::: The data

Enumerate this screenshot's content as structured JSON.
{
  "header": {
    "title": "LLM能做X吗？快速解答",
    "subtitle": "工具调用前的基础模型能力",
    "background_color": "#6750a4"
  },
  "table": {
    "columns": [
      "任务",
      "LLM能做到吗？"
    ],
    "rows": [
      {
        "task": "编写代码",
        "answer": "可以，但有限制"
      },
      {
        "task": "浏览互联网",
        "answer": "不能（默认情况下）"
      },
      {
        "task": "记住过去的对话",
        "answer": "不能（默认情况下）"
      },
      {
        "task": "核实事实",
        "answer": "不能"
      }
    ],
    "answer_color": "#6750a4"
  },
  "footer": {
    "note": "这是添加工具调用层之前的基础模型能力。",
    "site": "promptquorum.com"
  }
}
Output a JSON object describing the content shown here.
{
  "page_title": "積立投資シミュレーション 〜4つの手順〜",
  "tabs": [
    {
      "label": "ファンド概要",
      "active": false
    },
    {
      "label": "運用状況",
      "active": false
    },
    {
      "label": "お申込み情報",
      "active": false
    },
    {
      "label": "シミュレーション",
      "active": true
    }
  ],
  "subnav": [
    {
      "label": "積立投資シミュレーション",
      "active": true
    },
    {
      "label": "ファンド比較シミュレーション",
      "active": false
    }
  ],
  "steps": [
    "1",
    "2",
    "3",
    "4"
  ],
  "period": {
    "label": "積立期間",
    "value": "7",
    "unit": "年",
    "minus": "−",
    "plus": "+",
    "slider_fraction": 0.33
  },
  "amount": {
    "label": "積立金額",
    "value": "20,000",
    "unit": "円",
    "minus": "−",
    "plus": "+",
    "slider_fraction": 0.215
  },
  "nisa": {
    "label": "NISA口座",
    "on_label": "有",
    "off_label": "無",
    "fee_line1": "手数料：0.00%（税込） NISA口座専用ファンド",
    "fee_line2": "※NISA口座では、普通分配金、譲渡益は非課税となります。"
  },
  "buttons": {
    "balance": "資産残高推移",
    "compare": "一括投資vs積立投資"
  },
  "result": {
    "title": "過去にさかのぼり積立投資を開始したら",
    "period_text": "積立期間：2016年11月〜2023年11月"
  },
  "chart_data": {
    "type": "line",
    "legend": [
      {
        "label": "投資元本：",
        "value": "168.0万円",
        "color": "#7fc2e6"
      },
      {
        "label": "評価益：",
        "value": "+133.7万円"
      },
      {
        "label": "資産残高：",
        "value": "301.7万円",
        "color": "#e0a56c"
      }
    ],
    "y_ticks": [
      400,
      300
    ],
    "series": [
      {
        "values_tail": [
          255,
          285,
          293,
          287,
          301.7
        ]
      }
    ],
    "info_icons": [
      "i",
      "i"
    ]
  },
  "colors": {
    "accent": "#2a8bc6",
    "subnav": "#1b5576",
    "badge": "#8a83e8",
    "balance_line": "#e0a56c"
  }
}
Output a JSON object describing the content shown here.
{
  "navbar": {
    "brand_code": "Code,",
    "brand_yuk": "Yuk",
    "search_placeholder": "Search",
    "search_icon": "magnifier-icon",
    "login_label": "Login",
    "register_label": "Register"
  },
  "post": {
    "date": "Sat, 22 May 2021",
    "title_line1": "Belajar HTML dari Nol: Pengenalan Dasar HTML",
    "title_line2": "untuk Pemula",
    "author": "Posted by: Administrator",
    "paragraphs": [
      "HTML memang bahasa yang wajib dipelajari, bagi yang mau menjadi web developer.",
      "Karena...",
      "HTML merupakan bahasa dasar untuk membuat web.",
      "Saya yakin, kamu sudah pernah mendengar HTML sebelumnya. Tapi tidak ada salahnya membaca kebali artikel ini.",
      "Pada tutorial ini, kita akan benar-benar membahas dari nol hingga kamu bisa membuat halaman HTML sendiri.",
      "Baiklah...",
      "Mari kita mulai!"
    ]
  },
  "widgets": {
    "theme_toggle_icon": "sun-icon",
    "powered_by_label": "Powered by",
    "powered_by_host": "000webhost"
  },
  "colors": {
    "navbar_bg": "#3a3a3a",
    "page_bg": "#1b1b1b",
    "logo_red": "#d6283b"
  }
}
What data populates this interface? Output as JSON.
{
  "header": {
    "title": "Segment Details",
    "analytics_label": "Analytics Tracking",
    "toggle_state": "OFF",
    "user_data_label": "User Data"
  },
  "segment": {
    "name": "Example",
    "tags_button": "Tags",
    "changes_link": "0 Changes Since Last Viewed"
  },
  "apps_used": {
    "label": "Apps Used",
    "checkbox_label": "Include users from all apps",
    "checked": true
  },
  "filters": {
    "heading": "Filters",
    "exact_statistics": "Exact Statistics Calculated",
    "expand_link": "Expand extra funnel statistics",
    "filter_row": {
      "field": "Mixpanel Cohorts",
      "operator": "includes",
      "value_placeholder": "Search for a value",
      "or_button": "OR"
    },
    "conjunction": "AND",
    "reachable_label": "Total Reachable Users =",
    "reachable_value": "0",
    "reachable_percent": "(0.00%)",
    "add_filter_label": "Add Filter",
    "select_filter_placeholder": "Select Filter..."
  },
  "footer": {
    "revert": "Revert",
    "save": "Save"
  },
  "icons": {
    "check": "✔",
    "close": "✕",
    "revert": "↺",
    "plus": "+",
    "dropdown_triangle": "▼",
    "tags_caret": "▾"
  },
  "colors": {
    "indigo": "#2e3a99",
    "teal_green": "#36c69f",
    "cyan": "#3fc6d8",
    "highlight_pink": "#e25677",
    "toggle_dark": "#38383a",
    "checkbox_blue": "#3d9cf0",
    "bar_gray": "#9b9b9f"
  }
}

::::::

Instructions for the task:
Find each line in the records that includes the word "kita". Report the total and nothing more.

Response area:
2